In their trade with the Brooklyn Nets, the Boston Celtics didn’t acquire too much talent in return. They received plenty of value in the form of draft picks, but also had to take on some pricey veterans to make the numbers work. Although they could play a role on another team, Keith Bogans, Kris Humphries, and Gerald Wallace don’t figure to be in Boston’s long-term plans. The one somewhat intriguing player Boston got in this deal is MarShon Brooks. He’s certainly very raw, and everyone knew this when he was drafted out of Providence a few years ago. Maybe raw is a generous way of putting it, as we’ve still yet to see him try to play any sort of defense.
When former Boston College star and NBA veteran Dana Barros addressed the crowd at an NBA Cares Hoops for Troops event at a submarine base in New London, Conn., on Saturday, that was his message. “We talked about fitness, we talked about dedication to things you enjoy doing,” the former Celtics guard and current C’s community relations department member said by phone. “We told them no matter what you do, even if it’s not a sport, dedication is important.”

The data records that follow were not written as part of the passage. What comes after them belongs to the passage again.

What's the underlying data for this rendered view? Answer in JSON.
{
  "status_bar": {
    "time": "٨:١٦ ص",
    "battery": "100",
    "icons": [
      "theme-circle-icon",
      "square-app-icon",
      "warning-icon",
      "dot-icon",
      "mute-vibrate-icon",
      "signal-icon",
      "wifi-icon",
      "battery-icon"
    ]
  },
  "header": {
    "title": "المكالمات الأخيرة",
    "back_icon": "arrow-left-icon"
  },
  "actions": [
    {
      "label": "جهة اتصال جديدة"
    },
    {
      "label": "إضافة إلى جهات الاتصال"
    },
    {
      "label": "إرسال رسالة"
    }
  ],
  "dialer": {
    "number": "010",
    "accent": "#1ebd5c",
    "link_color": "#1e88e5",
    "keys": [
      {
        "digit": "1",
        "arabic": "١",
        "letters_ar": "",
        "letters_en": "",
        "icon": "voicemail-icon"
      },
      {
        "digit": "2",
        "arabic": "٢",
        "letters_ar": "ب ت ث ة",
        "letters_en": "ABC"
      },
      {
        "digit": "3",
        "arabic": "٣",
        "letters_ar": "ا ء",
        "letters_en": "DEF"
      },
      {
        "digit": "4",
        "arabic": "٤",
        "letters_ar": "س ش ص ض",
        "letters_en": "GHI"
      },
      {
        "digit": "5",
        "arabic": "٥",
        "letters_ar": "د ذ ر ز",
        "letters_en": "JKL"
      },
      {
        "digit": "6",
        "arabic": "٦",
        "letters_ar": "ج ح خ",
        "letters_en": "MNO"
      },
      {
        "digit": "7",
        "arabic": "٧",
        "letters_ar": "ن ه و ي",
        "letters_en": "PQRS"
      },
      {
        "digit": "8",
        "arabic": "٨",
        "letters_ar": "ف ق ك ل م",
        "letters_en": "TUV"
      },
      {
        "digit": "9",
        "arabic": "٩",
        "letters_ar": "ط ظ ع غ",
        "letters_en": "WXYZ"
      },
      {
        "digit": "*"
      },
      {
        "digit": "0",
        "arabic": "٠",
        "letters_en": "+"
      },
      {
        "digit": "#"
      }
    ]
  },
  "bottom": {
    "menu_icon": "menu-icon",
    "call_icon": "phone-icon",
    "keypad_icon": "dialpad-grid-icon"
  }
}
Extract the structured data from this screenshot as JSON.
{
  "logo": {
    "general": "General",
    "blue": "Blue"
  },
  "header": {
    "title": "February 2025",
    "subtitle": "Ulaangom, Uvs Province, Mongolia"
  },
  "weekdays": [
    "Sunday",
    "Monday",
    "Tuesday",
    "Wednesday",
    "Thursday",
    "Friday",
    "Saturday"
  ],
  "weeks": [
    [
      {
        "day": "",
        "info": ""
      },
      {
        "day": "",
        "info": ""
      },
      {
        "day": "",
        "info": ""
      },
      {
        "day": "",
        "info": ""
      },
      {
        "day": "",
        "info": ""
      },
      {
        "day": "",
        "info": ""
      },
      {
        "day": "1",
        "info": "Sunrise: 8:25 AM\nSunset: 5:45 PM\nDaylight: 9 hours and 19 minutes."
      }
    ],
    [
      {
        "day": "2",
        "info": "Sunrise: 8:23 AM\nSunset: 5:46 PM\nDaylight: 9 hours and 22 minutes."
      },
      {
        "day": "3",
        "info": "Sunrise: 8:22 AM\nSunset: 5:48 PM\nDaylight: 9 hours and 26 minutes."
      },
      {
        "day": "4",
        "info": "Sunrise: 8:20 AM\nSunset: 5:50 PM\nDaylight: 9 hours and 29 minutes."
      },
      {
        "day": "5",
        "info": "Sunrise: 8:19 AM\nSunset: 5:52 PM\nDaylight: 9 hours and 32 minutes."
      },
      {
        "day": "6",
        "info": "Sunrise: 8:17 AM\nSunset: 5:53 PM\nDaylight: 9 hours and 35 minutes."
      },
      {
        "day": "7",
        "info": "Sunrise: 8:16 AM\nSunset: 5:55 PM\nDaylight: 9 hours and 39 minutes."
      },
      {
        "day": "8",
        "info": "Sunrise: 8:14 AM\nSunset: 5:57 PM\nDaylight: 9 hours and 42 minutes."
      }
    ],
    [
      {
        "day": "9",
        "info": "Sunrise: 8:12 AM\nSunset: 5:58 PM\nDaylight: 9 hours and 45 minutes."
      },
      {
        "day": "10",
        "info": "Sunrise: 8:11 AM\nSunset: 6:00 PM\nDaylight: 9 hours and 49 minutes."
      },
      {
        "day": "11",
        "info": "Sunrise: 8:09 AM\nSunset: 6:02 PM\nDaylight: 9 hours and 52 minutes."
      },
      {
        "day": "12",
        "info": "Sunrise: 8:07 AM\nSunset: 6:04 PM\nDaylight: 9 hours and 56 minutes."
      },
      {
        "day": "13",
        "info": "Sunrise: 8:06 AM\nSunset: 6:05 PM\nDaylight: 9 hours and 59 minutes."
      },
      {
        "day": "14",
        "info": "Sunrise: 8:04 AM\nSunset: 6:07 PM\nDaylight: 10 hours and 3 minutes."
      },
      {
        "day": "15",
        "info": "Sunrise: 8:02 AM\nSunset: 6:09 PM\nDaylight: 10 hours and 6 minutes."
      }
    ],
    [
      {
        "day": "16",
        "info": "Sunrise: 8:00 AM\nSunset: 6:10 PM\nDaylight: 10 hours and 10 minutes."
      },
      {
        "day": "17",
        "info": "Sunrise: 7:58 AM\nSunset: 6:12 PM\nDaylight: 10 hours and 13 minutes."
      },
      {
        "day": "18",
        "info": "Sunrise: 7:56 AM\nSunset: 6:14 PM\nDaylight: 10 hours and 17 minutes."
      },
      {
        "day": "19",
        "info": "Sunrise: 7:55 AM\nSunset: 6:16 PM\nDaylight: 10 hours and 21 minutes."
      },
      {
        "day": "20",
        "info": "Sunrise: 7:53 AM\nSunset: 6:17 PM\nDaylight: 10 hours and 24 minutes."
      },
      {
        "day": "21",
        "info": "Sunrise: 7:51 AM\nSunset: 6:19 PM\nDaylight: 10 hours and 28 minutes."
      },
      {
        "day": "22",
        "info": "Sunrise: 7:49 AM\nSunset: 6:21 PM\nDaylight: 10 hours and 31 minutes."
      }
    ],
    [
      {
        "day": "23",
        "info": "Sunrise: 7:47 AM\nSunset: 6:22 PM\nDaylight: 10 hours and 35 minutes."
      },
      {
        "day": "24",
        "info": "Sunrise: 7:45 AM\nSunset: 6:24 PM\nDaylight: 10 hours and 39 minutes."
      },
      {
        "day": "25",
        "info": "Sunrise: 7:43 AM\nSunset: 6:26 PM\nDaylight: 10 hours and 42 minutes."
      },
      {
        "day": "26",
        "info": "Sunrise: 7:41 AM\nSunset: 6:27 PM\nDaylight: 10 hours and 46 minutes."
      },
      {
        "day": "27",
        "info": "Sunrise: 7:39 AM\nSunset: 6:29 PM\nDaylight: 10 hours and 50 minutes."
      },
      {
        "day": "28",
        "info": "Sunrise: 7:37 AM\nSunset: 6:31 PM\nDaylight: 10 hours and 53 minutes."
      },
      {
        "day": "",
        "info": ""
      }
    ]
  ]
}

One of the questions I’ve often heard from fans after the departure of Pierce and Garnett is whether Boston will be able to attract free agents again. The banners hanging in the rafters only go so far. Ultimately, the Celtics have to put together a young team that 1) Shows a potential to compete for another crown and 2) Have the available assets (cap space, exceptions) to sign the sort of players that can aid that quest. The Celtics were in no position — with limited roster space and cap room — to chase free agents this offseason and used portions of the midlevel exception to add a pair of low-cost additions at positions of need in Brazilian center Vitor Faverani and undrafted point guard Phil Pressey.